Desperate Job-seeker Poo-poohs Networking


Anonymous writes:
Network. Network. Network.
I followed all the networking and other advice you and every other career guru offers.
I’ve been out of work for more than two years now. Nobody in my network will return my phone
calls or emails anymore because of course they all have jobs so they can’t understand
why I don’t. They’re tired of hearing about me not having a job. They’ve asked me not to
give their names as references anymore because they’re tired of all the phone calls from
people who end up not hiring me anyway. Without references I don’t have a chance of
finding work.
I have no job and I’m so demoralized that I don’t even have it in me anymore to bother to
look for one. I have no friends left. I spend every moment of every day by myself. I have
nobody to talk to. And oh yeah I have a truckload of skills training and experience
going to waste.



The Career Doctor responds:
First let me state how sorry I am that you are in your current situation. I think
desperation and poor job-search techniques have had a hand in your stretch of unemployment.
There is a fine line between using your network and abusing your network. People
in your network aren’t the ones who will hire you; networking is based on
the premise that we live in a small world and our network serves as our ears for the
potential job openings. I’m not hiring but I just heard that Company X is in need of
someone with your qualifications so I give you a call and let you know about the
opening. Networking is and probably always will be the most powerful tool
of job-hunting — when used correctly.
There is no question you are desperate — and I feel for you. But you have to
understand that hiring managers do not hire people who are desperate for a job –
any job — hiring managers want job-seekers who are a good fit and have an interest
in the job and the company.
And I think you are still traumatized — on some level — by getting downsized. Just about
everyone gets fired or downsized at some point in their careers and you need to find
a way to put that behind you and move forward. There is no stigma — unless you put
one on yourself.
At one point you WERE getting interviews but I am guessing your desperation or
trauma over being fired was telegraphed to the interviewer — and that’s why you never
received a call back or a job offer.
My best advice? You need counseling. Call your alma mater and speak with a
career professional. If you don’t want to do that see if there is a one-stop career center in your area. These publicly funded career centers can help you regain the
confidence you need and rebuild your skills so that you can get a new job and
begin rebuilding your life.
Use this URL to find a local government-sponsored career center:
Career One-Stop Center Service Locator.
For more advice on networking go to this section of Quintessential Careers:
The Art of Networking.

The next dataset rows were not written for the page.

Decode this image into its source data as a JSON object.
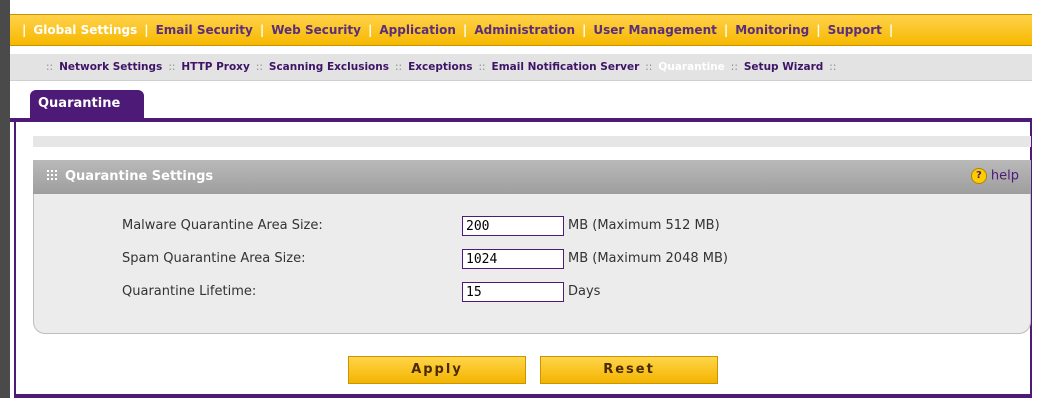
{
  "top_nav": {
    "items": [
      {
        "label": "Global Settings",
        "active": true
      },
      {
        "label": "Email Security",
        "active": false
      },
      {
        "label": "Web Security",
        "active": false
      },
      {
        "label": "Application",
        "active": false
      },
      {
        "label": "Administration",
        "active": false
      },
      {
        "label": "User Management",
        "active": false
      },
      {
        "label": "Monitoring",
        "active": false
      },
      {
        "label": "Support",
        "active": false
      }
    ]
  },
  "sub_nav": {
    "items": [
      {
        "label": "Network Settings",
        "active": false
      },
      {
        "label": "HTTP Proxy",
        "active": false
      },
      {
        "label": "Scanning Exclusions",
        "active": false
      },
      {
        "label": "Exceptions",
        "active": false
      },
      {
        "label": "Email Notification Server",
        "active": false
      },
      {
        "label": "Quarantine",
        "active": true
      },
      {
        "label": "Setup Wizard",
        "active": false
      }
    ]
  },
  "tab": {
    "label": "Quarantine"
  },
  "panel": {
    "title": "Quarantine Settings",
    "help_label": "help",
    "fields": [
      {
        "label": "Malware Quarantine Area Size:",
        "value": "200",
        "unit": "MB (Maximum 512 MB)"
      },
      {
        "label": "Spam Quarantine Area Size:",
        "value": "1024",
        "unit": "MB (Maximum 2048 MB)"
      },
      {
        "label": "Quarantine Lifetime:",
        "value": "15",
        "unit": "Days"
      }
    ]
  },
  "buttons": {
    "apply": "Apply",
    "reset": "Reset"
  },
  "colors": {
    "accent": "#4d1a78",
    "nav_gold": "#f6b800"
  }
}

;

Anonymous writes:
Network. Network. Network.
I followed all the networking and other advice you and every other career guru offers.
I’ve been out of work for more than two years now. Nobody in my network will return my phone
calls or emails anymore because of course they all have jobs so they can’t understand
why I don’t. They’re tired of hearing about me not having a job. They’ve asked me not to
give their names as references anymore because they’re tired of all the phone calls from
people who end up not hiring me anyway. Without references I don’t have a chance of
finding work.
I have no job and I’m so demoralized that I don’t even have it in me anymore to bother to
look for one. I have no friends left. I spend every moment of every day by myself. I have
nobody to talk to. And oh yeah I have a truckload of skills training and experience
going to waste.



The Career Doctor responds:
First let me state how sorry I am that you are in your current situation. I think
desperation and poor job-search techniques have had a hand in your stretch of unemployment.
There is a fine line between using your network and abusing your network. People
in your network aren’t the ones who will hire you; networking is based on
the premise that we live in a small world and our network serves as our ears for the
potential job openings. I’m not hiring but I just heard that Company X is in need of
someone with your qualifications so I give you a call and let you know about the
opening. Networking is and probably always will be the most powerful tool
of job-hunting — when used correctly.
There is no question you are desperate — and I feel for you. But you have to
understand that hiring managers do not hire people who are desperate for a job –
any job — hiring managers want job-seekers who are a good fit and have an interest
in the job and the company.
And I think you are still traumatized — on some level — by getting downsized. Just about
everyone gets fired or downsized at some point in their careers and you need to find
a way to put that behind you and move forward. There is no stigma — unless you put
one on yourself.
At one point you WERE getting interviews but I am guessing your desperation or
trauma over being fired was telegraphed to the interviewer — and that’s why you never
received a call back or a job offer.
My best advice? You need counseling. Call your alma mater and speak with a
career professional. If you don’t want to do that see if there is a one-stop career center in your area. These publicly funded career centers can help you regain the
confidence you need and rebuild your skills so that you can get a new job and
begin rebuilding your life.
Use this URL to find a local government-sponsored career center:
Career One-Stop Center Service Locator.
For more advice on networking go to this section of Quintessential Careers:
The Art of Networking.